Type out all the data below, word for word.

-------- DATA SUPPLIED

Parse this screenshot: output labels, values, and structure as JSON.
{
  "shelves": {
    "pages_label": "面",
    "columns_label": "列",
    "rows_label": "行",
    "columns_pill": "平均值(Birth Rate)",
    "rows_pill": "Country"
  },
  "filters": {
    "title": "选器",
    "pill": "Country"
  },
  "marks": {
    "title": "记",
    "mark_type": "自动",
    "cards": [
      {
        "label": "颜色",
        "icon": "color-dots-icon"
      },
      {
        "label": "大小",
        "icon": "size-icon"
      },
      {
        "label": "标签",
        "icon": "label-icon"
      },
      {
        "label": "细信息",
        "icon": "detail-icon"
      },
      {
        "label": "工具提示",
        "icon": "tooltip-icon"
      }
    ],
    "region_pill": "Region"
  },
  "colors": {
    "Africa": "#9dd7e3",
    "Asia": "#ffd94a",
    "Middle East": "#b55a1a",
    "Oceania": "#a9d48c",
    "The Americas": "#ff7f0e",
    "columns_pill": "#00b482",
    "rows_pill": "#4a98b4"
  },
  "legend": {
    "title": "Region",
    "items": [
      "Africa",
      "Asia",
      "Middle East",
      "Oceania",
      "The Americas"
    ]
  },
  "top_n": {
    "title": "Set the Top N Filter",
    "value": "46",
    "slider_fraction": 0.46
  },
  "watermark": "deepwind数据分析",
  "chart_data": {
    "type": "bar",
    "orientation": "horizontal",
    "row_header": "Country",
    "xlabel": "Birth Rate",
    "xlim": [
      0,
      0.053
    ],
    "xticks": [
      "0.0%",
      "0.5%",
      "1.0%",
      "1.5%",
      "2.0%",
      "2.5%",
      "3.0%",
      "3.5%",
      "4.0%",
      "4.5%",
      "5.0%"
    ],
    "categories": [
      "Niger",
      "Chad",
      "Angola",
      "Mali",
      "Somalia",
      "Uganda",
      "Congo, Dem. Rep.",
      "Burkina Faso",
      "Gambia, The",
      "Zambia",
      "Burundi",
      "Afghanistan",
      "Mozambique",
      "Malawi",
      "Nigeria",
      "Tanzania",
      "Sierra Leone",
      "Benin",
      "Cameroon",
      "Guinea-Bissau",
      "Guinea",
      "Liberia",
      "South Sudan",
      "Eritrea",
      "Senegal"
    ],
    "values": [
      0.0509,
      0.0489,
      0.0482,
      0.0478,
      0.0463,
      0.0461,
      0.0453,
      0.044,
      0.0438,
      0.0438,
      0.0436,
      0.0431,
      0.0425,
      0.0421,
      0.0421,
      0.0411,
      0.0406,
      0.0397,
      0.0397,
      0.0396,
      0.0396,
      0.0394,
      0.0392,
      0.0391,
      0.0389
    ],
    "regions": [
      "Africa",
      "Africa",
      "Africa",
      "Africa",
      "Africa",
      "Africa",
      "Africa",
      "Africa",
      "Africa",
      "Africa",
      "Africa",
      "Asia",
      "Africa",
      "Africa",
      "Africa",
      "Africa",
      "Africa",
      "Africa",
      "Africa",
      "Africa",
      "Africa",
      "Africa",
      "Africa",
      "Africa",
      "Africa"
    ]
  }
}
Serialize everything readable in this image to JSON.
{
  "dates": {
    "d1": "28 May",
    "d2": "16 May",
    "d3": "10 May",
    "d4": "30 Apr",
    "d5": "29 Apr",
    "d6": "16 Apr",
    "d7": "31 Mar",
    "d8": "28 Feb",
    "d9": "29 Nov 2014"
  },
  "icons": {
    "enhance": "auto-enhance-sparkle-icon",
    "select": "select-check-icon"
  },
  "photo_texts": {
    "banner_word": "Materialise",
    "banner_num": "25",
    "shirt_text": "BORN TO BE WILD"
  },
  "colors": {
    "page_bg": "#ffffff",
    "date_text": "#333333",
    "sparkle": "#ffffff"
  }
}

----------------

> [PROBLEM SOLUTION]:
Parse this screenshot: output labels, values, and structure as JSON.
{
  "shelves": {
    "pages_label": "面",
    "columns_label": "列",
    "rows_label": "行",
    "columns_pill": "平均值(Birth Rate)",
    "rows_pill": "Country"
  },
  "filters": {
    "title": "选器",
    "pill": "Country"
  },
  "marks": {
    "title": "记",
    "mark_type": "自动",
    "cards": [
      {
        "label": "颜色",
        "icon": "color-dots-icon"
      },
      {
        "label": "大小",
        "icon": "size-icon"
      },
      {
        "label": "标签",
        "icon": "label-icon"
      },
      {
        "label": "细信息",
        "icon": "detail-icon"
      },
      {
        "label": "工具提示",
        "icon": "tooltip-icon"
      }
    ],
    "region_pill": "Region"
  },
  "colors": {
    "Africa": "#9dd7e3",
    "Asia": "#ffd94a",
    "Middle East": "#b55a1a",
    "Oceania": "#a9d48c",
    "The Americas": "#ff7f0e",
    "columns_pill": "#00b482",
    "rows_pill": "#4a98b4"
  },
  "legend": {
    "title": "Region",
    "items": [
      "Africa",
      "Asia",
      "Middle East",
      "Oceania",
      "The Americas"
    ]
  },
  "top_n": {
    "title": "Set the Top N Filter",
    "value": "46",
    "slider_fraction": 0.46
  },
  "watermark": "deepwind数据分析",
  "chart_data": {
    "type": "bar",
    "orientation": "horizontal",
    "row_header": "Country",
    "xlabel": "Birth Rate",
    "xlim": [
      0,
      0.053
    ],
    "xticks": [
      "0.0%",
      "0.5%",
      "1.0%",
      "1.5%",
      "2.0%",
      "2.5%",
      "3.0%",
      "3.5%",
      "4.0%",
      "4.5%",
      "5.0%"
    ],
    "categories": [
      "Niger",
      "Chad",
      "Angola",
      "Mali",
      "Somalia",
      "Uganda",
      "Congo, Dem. Rep.",
      "Burkina Faso",
      "Gambia, The",
      "Zambia",
      "Burundi",
      "Afghanistan",
      "Mozambique",
      "Malawi",
      "Nigeria",
      "Tanzania",
      "Sierra Leone",
      "Benin",
      "Cameroon",
      "Guinea-Bissau",
      "Guinea",
      "Liberia",
      "South Sudan",
      "Eritrea",
      "Senegal"
    ],
    "values": [
      0.0509,
      0.0489,
      0.0482,
      0.0478,
      0.0463,
      0.0461,
      0.0453,
      0.044,
      0.0438,
      0.0438,
      0.0436,
      0.0431,
      0.0425,
      0.0421,
      0.0421,
      0.0411,
      0.0406,
      0.0397,
      0.0397,
      0.0396,
      0.0396,
      0.0394,
      0.0392,
      0.0391,
      0.0389
    ],
    "regions": [
      "Africa",
      "Africa",
      "Africa",
      "Africa",
      "Africa",
      "Africa",
      "Africa",
      "Africa",
      "Africa",
      "Africa",
      "Africa",
      "Asia",
      "Africa",
      "Africa",
      "Africa",
      "Africa",
      "Africa",
      "Africa",
      "Africa",
      "Africa",
      "Africa",
      "Africa",
      "Africa",
      "Africa",
      "Africa"
    ]
  }
}
Serialize everything readable in this image to JSON.
{
  "dates": {
    "d1": "28 May",
    "d2": "16 May",
    "d3": "10 May",
    "d4": "30 Apr",
    "d5": "29 Apr",
    "d6": "16 Apr",
    "d7": "31 Mar",
    "d8": "28 Feb",
    "d9": "29 Nov 2014"
  },
  "icons": {
    "enhance": "auto-enhance-sparkle-icon",
    "select": "select-check-icon"
  },
  "photo_texts": {
    "banner_word": "Materialise",
    "banner_num": "25",
    "shirt_text": "BORN TO BE WILD"
  },
  "colors": {
    "page_bg": "#ffffff",
    "date_text": "#333333",
    "sparkle": "#ffffff"
  }
}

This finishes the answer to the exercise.